            And I want my damn Loveless remaster, the album doesn’t mix well in my Shoegaze/Drone playlist because it’s too damn quiet (I know, I know, the album needs to be listened to “as a piece,” but I’ve done that hundreds of times already).

  25. Kevin Shields recently took part in another masterpiece: http://www.youtube.com/watch?v=j0IMAOIsnZE

  26. Toronto’s Loveless: an all-Toronto bands covers compilation of the masterpiece.

    http://goldsoundzblog.com/?p=4744

  27. This album is awesome, and as amrit writes, it sounds fresh and young. Is it okay if I think the drums sound a lil dated though?

  28. So… Does this mean we get a reissue, now?

  29. About five years ago I was driving alone through the Mojave desert near Edwards AFB at night. It was so dark, all I could see was yellow lane marker flashing by and the stars above; with no external reference point, it felt like I was flying through space. And then, of the 20,000 or so songs on my iPod, the shuffler decided to play Soon. Despite all the people I’ve loved and the good times I’ve had with them, if there were one moment in my life I could call perfect, I think that might be it.
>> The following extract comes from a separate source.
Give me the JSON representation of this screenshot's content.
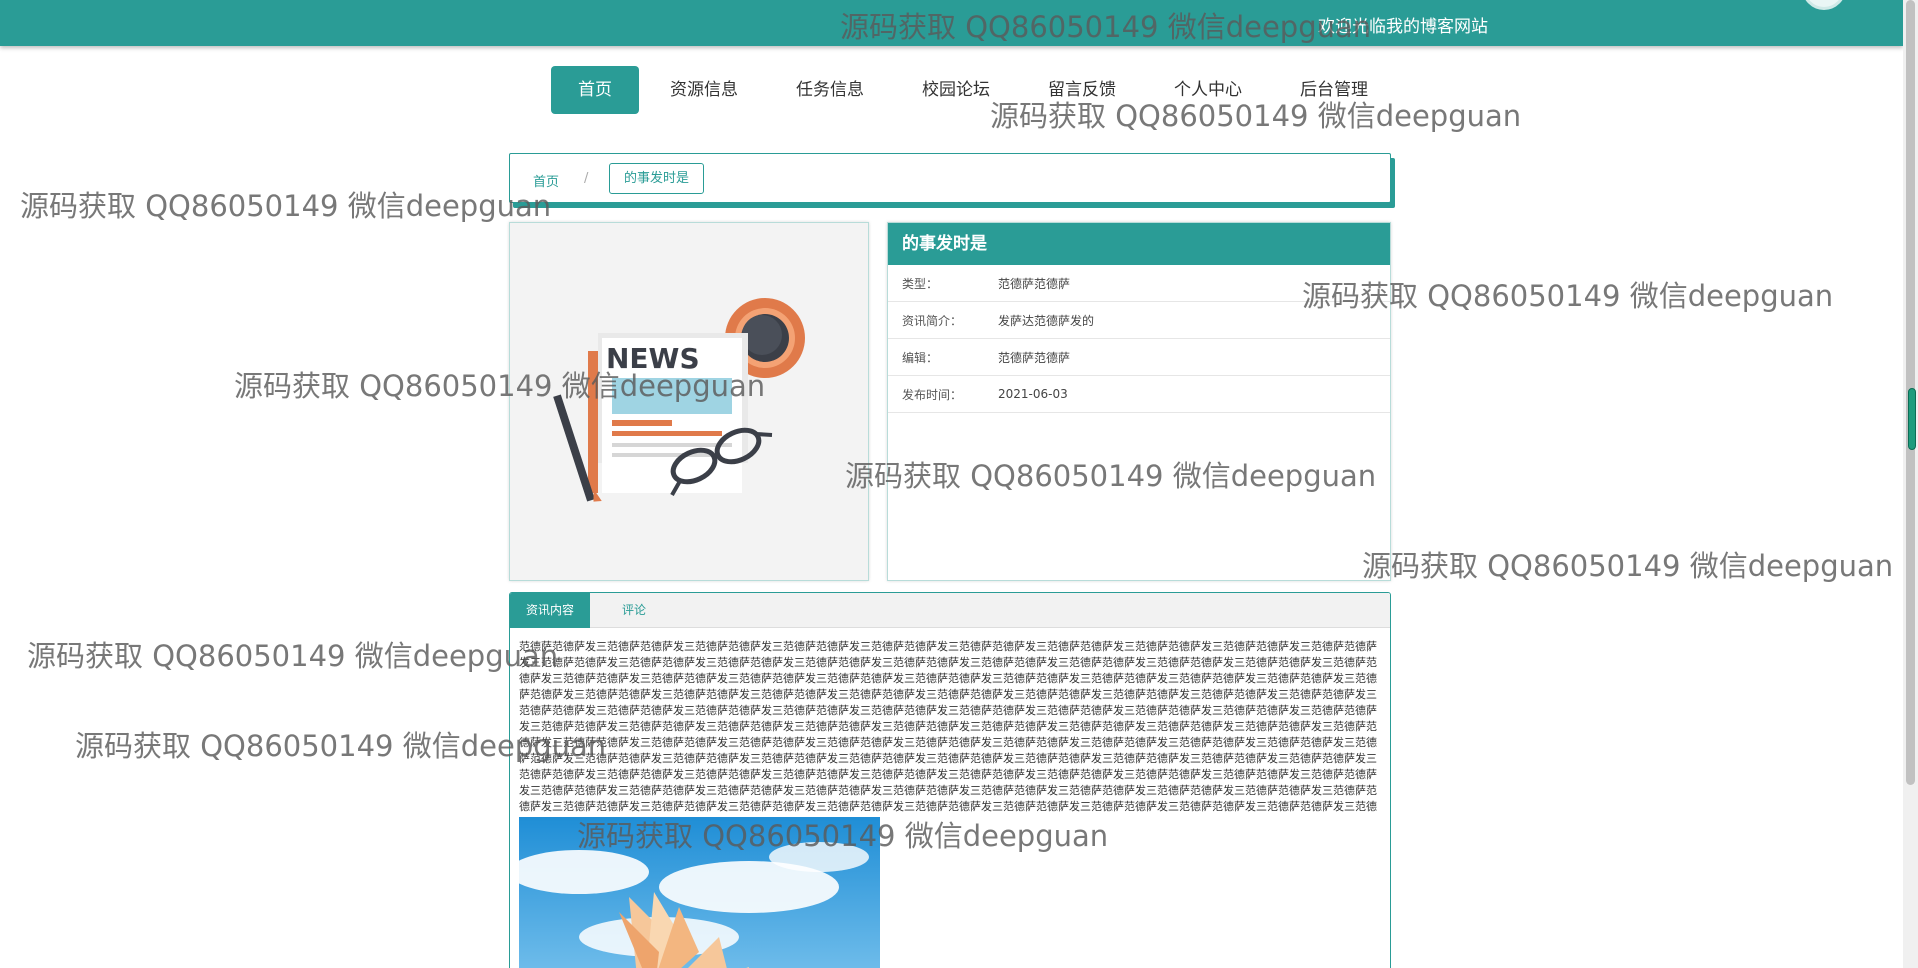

  30. Discovered this in my freshman year of high school. I couldn’t get over how amazing it was. Listen to it all the time and it’s worn from all the friends I’ve loaned it to.

  31. I’ve probably listened to this album more times than any other — Loomer and What You Want still peel my wig back, all these years later.

    Thanks for the suggestions on bands. Glifter, Lift to Experience, and Rollerskate Skinny are all getting plays tomorrow. Never heard of any of em.

  32. Loveless had a big impact on the Toronto scene, especially bands such as Mean Red Spiders, Neck, South Pacific and Hollowphonic. Some of those original groups and their descendents are playing at a tribute night coming up entitled Lovel(in)ess, presented by Wavelength on Nov. 18 at the Garrison:

    https://www.facebook.com/#!/event.php?eid=274458015921905

  33. The only problem with this prompt is that Loveless is an eccentric, genius project of Kevin Shield’s own. There are many bands who have drawn inspiration from it. I spent a couple years trying to find something comparable to the record to no avail. I realized that this was a diamond in the roughest rough. The people who may or may not list MBV as an influence in Loveless’s wake who I respect today are: The Black Angels, Deerhunter, Lilys– Any band that’s relinquished enough control to let their music speak for them instead of their clever lyrics. Any band that’s not relied on guitar pedals to create the indelible mark of great guitar music. Any band that’s fit multitudes of moods or forays. Bands that recognize the genius of wall of sound, of the movement of tremolo, of an overload of ambience.

Leave a Reply

You must be logged in to post, reply to, or rate a comment.

%s1 / %s2